(Website and app data records)
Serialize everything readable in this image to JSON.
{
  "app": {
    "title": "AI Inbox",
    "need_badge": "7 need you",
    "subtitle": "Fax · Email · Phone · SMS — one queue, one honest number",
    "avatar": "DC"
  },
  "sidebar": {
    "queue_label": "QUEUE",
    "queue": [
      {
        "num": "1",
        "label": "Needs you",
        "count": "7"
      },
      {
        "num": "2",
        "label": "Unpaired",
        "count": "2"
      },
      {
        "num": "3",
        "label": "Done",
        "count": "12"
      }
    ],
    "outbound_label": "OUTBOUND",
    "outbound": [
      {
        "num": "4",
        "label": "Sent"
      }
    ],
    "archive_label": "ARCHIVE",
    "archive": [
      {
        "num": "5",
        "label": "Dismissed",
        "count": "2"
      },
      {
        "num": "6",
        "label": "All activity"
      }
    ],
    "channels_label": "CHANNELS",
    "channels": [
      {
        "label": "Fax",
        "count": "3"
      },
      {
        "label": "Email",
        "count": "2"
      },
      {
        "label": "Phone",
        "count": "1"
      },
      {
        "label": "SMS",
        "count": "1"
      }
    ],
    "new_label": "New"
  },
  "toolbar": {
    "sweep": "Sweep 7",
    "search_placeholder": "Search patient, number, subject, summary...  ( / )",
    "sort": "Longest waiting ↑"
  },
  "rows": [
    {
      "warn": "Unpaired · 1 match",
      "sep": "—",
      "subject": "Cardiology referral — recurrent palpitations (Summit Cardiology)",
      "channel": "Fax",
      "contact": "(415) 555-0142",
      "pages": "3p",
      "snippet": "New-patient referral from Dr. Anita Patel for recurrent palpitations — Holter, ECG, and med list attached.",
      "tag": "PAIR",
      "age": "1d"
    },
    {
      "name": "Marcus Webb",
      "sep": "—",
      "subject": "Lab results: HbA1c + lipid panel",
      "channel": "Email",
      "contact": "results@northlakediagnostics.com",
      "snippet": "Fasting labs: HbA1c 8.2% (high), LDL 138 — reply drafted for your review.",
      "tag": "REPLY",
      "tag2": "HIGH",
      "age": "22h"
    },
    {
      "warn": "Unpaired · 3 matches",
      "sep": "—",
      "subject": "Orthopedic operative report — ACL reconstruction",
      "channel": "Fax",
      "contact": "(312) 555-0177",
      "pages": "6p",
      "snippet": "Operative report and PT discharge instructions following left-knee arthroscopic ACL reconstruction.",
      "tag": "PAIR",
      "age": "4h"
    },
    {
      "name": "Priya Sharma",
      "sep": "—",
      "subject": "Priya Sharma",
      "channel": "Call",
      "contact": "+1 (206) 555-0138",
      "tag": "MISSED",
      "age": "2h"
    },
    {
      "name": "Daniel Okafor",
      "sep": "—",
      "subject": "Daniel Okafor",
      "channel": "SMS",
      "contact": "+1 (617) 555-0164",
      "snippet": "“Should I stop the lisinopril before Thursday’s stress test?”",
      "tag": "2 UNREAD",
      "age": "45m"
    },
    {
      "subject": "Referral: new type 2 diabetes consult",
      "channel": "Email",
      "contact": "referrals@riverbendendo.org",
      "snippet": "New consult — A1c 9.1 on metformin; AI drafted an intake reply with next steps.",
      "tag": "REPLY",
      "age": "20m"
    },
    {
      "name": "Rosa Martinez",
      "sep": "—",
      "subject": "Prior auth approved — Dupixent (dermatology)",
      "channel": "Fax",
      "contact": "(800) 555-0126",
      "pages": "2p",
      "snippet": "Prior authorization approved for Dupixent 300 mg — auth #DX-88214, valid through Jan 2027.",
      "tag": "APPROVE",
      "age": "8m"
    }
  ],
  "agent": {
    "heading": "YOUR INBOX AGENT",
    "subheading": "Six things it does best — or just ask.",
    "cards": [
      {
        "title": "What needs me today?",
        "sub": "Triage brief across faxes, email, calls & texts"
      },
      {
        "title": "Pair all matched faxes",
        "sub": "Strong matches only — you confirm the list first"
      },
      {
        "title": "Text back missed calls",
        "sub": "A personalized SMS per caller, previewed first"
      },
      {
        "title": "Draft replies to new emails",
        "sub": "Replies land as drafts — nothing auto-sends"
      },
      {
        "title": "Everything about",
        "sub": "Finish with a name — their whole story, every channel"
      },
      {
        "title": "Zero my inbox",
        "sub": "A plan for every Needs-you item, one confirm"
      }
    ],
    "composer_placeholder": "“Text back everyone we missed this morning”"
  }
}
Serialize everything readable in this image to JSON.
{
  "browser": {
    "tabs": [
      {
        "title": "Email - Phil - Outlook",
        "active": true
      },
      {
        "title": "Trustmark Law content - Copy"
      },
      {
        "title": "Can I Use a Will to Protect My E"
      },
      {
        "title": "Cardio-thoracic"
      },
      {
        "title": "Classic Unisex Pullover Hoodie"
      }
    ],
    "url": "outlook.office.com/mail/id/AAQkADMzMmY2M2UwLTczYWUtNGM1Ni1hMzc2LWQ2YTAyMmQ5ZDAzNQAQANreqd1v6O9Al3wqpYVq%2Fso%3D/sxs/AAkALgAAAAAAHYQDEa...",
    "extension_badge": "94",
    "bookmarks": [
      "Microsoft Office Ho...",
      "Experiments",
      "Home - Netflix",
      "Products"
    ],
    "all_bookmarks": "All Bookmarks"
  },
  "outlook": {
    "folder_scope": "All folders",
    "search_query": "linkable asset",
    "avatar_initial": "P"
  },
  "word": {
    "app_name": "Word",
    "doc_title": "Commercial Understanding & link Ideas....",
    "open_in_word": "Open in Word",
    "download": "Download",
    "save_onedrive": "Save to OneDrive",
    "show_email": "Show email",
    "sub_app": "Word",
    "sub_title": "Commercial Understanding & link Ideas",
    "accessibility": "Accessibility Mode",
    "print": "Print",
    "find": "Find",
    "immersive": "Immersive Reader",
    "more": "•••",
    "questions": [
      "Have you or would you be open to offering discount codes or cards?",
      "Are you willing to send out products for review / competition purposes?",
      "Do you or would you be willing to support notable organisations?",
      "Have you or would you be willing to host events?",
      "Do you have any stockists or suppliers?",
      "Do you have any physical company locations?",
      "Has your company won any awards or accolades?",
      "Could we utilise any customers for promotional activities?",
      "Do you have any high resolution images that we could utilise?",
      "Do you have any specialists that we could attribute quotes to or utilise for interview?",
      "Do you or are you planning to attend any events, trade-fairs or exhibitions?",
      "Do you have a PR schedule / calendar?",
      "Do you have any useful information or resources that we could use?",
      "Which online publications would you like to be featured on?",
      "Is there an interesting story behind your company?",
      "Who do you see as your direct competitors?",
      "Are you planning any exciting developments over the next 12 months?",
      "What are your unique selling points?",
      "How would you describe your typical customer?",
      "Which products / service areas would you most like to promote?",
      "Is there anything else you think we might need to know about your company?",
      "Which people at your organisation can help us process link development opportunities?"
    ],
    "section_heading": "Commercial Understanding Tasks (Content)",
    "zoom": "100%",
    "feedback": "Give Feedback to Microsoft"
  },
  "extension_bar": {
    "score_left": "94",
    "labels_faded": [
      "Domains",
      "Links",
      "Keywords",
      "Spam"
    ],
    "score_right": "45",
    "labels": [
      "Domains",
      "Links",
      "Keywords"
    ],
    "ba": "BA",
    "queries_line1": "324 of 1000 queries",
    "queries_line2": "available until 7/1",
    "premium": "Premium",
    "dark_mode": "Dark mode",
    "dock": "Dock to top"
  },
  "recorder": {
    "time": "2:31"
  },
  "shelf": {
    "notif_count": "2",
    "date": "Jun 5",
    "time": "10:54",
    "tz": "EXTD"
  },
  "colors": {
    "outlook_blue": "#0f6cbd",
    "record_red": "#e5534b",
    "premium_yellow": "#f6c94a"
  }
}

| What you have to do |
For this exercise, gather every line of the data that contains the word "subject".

| Problem solution |
    "search_placeholder": "Search patient, number, subject, summary...  ( / )",
      "subject": "Cardiology referral — recurrent palpitations (Summit Cardiology)",
      "subject": "Lab results: HbA1c + lipid panel",
      "subject": "Orthopedic operative report — ACL reconstruction",
      "subject": "Priya Sharma",
      "subject": "Daniel Okafor",
      "subject": "Referral: new type 2 diabetes consult",
      "subject": "Prior auth approved — Dupixent (dermatology)",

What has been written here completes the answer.